The average company loss to fraud had risen by a fifth and now stood at $8.2m over the past three years, according to a global fraud report by international security firm Kroll. This compared with $7.6m reported in a similar poll last year.
Equally worrying, the poll of 890 senior executives found that four out of five had suffered from corporate fraud in the past three years, a rise of 80 per cent.
Among larger firms the situation was even worse, with nine out of 10 admitting they had lost goods or money to fraud.
The fastest growing types of fraud were information theft, cited by more than a quarter from a fifth a year ago, and regulatory and compliance breaches, which saw a similar rise.
The construction and natural resources sectors suffered the most incidents of fraud, in part because of the continuing rise in oil prices and an industry shift to higher-risk areas, argued Kroll.
Healthcare, pharmaceuticals and biotechnology also saw an increase in problems with corruption and theft of stocks or assets, while travel, leisure and transportation reported increases in regulatory and compliance breaches and information theft or loss, it added.
Blake Coppotelli, senior managing director in Kroll's business intelligence and investigation division, pointed the finger clearly at tougher market and economic conditions, as well as lax managers.

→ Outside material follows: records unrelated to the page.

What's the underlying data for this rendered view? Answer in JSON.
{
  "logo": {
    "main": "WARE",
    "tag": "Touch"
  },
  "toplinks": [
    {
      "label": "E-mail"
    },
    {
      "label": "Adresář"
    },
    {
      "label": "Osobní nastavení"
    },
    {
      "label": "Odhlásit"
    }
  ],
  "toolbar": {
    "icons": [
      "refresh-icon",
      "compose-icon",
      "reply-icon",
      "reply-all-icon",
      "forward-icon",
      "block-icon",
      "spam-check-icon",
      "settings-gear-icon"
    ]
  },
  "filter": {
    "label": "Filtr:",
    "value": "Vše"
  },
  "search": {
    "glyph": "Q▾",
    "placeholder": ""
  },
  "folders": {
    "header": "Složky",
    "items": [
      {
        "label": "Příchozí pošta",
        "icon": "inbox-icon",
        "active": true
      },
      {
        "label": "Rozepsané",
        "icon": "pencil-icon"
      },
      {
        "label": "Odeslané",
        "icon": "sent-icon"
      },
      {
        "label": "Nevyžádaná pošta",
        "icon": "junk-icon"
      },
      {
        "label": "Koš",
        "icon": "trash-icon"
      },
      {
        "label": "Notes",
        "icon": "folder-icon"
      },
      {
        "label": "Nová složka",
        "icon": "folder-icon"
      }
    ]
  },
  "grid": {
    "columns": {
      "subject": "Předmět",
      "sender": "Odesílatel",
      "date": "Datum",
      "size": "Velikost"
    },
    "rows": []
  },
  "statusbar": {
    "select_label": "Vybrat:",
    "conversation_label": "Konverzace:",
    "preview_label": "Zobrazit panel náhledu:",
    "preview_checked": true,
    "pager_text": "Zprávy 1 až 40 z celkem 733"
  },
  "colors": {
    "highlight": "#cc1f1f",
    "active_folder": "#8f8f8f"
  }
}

"The findings show that fraud is not only widespread, but also growing and we expect to see this increase further as conditions become tougher for business and the full impact of the credit crunch unfolds," he said.

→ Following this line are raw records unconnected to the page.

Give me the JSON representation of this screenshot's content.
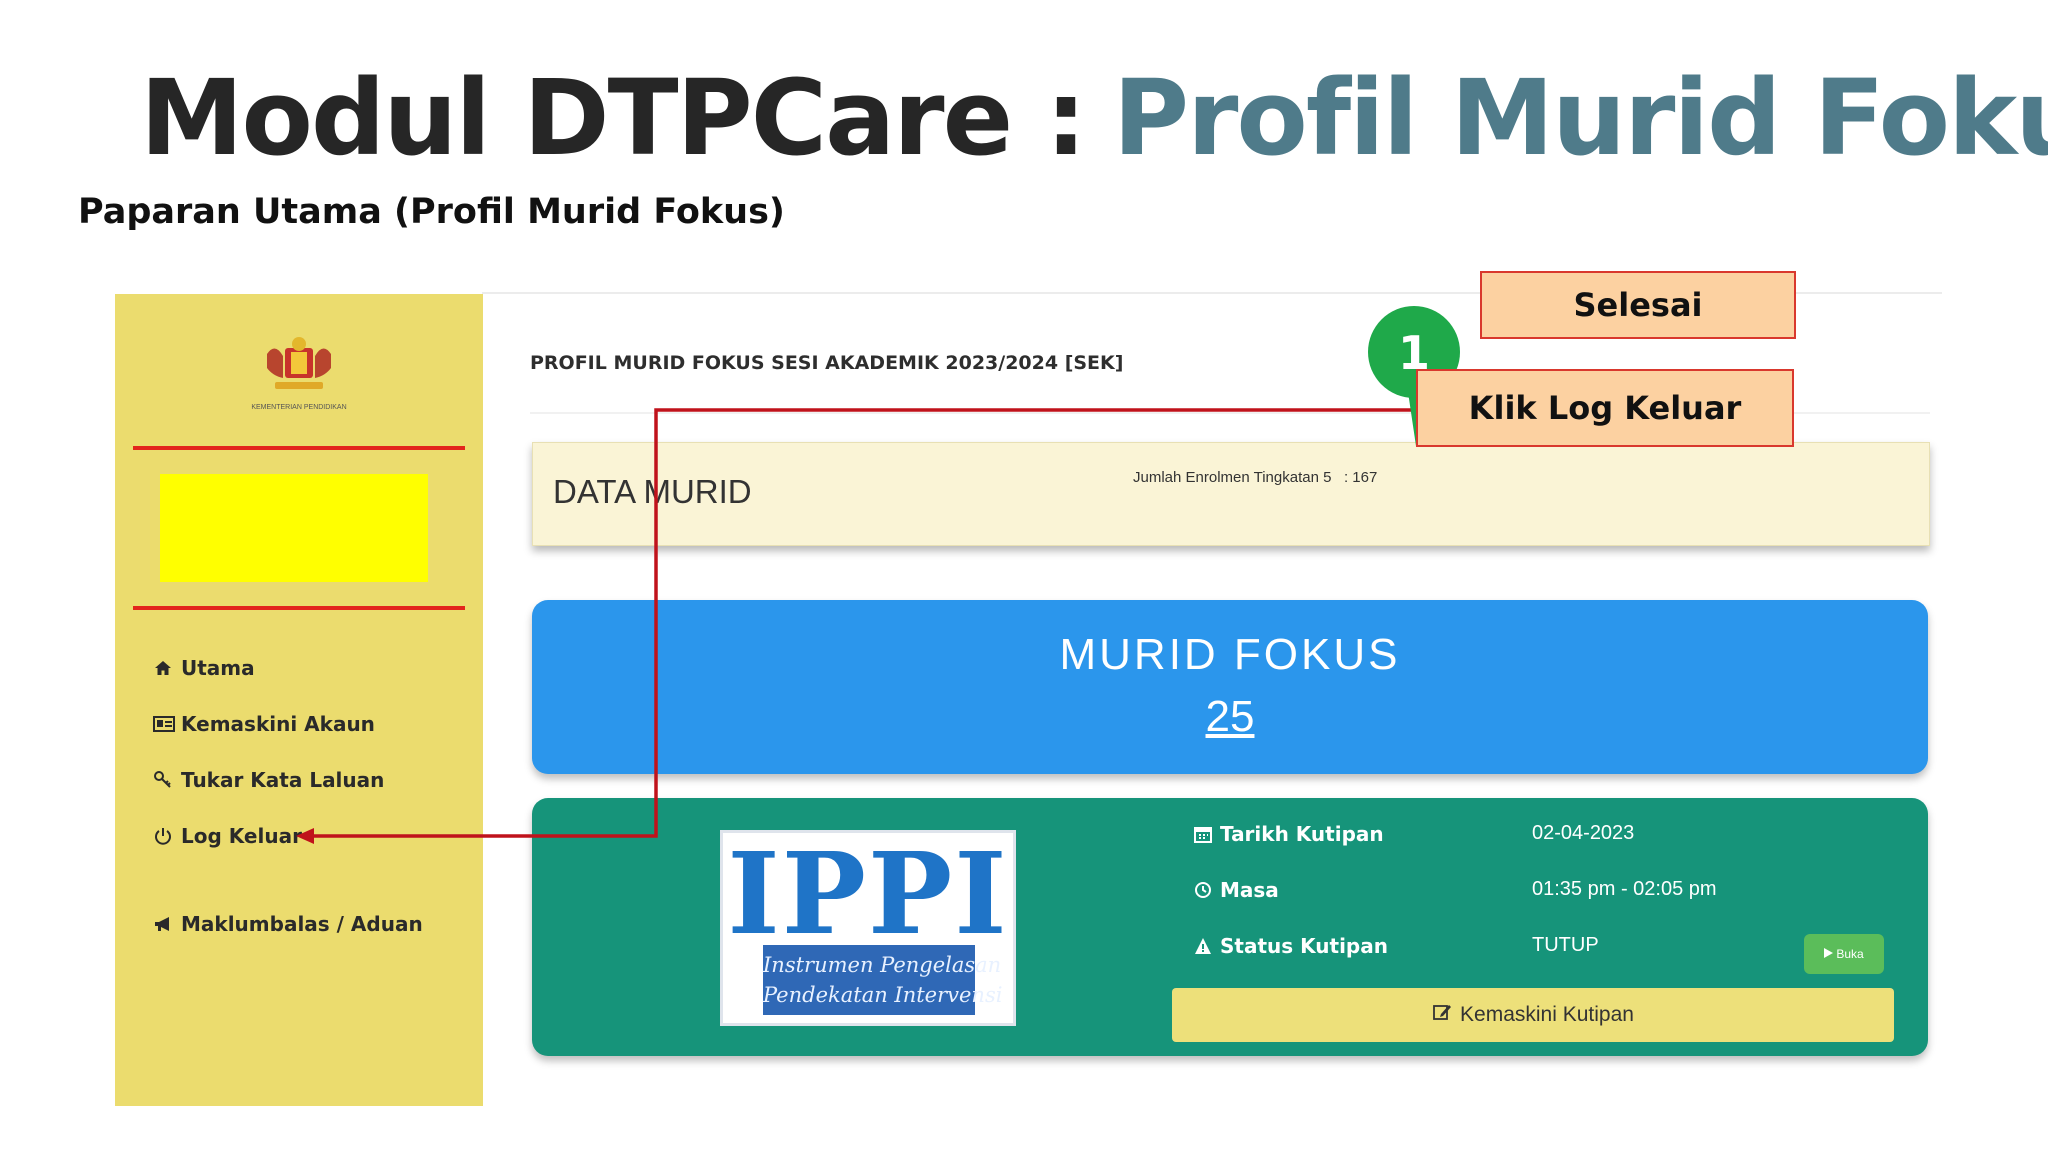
{
  "slide": {
    "title_part1": "Modul DTPCare :",
    "title_part2": "Profil Murid Fokus",
    "subtitle": "Paparan Utama (Profil Murid Fokus)"
  },
  "sidebar": {
    "items": [
      {
        "label": "Utama",
        "icon": "home-icon"
      },
      {
        "label": "Kemaskini Akaun",
        "icon": "id-card-icon"
      },
      {
        "label": "Tukar Kata Laluan",
        "icon": "key-icon"
      },
      {
        "label": "Log Keluar",
        "icon": "power-icon"
      },
      {
        "label": "Maklumbalas / Aduan",
        "icon": "megaphone-icon"
      }
    ]
  },
  "page": {
    "header": "PROFIL MURID FOKUS SESI AKADEMIK 2023/2024 [SEK]",
    "data_murid": {
      "title": "DATA MURID",
      "enrolment_label": "Jumlah Enrolmen Tingkatan 5",
      "enrolment_value": ": 167"
    },
    "murid_fokus": {
      "label": "MURID FOKUS",
      "count": "25"
    },
    "ippi": {
      "logo_word": "IPPI",
      "logo_sub_line1": "Instrumen Pengelasan",
      "logo_sub_line2": "Pendekatan Intervensi",
      "rows": [
        {
          "label": "Tarikh Kutipan",
          "value": "02-04-2023",
          "icon": "calendar-icon"
        },
        {
          "label": "Masa",
          "value": "01:35 pm - 02:05 pm",
          "icon": "clock-icon"
        },
        {
          "label": "Status Kutipan",
          "value": "TUTUP",
          "icon": "warning-icon"
        }
      ],
      "buka_label": "Buka",
      "kemaskini_label": "Kemaskini Kutipan"
    }
  },
  "callouts": {
    "step_number": "1",
    "selesai": "Selesai",
    "klik_log_keluar": "Klik Log Keluar"
  },
  "colors": {
    "sidebar_bg": "#ebdc6e",
    "murid_fokus_bg": "#2b96ec",
    "ippi_card_bg": "#16947a",
    "callout_bg": "#fcd1a1",
    "step_badge": "#1fa94a",
    "arrow": "#c0121b"
  }
}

"When you look into the causes of fraud, companies that cited high staff turnover or weak internal controls suffered much higher levels of fraud Ė in almost every case increasing their exposure by one-and-a-half times," he added.

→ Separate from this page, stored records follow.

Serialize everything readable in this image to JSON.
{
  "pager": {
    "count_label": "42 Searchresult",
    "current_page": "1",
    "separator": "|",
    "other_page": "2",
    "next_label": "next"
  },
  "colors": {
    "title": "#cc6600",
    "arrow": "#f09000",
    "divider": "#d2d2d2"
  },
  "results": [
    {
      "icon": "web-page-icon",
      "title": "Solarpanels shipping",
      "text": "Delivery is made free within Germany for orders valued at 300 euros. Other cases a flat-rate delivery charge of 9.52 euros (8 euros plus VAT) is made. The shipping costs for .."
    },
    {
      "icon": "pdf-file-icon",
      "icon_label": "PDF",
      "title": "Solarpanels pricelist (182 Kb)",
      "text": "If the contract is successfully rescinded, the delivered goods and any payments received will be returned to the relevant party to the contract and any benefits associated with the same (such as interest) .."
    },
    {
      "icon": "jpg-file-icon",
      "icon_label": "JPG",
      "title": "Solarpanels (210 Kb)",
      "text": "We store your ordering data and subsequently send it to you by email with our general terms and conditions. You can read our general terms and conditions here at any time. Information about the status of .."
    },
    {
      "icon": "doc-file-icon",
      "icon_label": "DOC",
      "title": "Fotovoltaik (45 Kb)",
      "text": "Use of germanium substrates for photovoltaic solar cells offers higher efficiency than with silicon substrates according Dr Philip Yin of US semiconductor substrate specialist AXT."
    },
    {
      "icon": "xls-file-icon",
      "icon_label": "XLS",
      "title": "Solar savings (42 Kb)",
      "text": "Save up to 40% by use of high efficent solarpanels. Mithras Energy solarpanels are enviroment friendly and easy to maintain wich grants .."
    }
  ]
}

"Companies need to look carefully at how they can address these issues to reduce their risk to fraud and improve their business operations," he continued.
Only two of the ten categories of fraud tracked in the survey Ė money laundering and procurement fraud Ė declined annually, albeit by a mere one per cent each, Kroll added.
Among other findings, was the conclusions that more developed economies (North America and Western Europe) saw less widespread fraud activity, while economically less developed regions (Middle East and Africa) experienced higher levels of fraud.
In eight out of ten fraud categories, companies in the Middle East and Africa had the highest or second highest incidence of activity and North America the lowest.
The only marked exception was intellectual property theft, with less developed regions seeing the fewest incidents and North America the most, Kroll said.
Back in May, a report by Ernst & Young argued that, while anti-corruption efforts may have got stronger in recent years, almost a quarter of senior executives admitted their organisation had been approached to pay a bribe in order to retain or win business in the past two years.
And in February, a survey by employee expenses company GlobalExpense calculated that fraudulent expense claims in the UK alone accounted for around £350m a year.
Employees around the world were pocketing almost £6bn a year in false expense claims, it argued, because managers were too happy to sign almost anything shoved under their noses.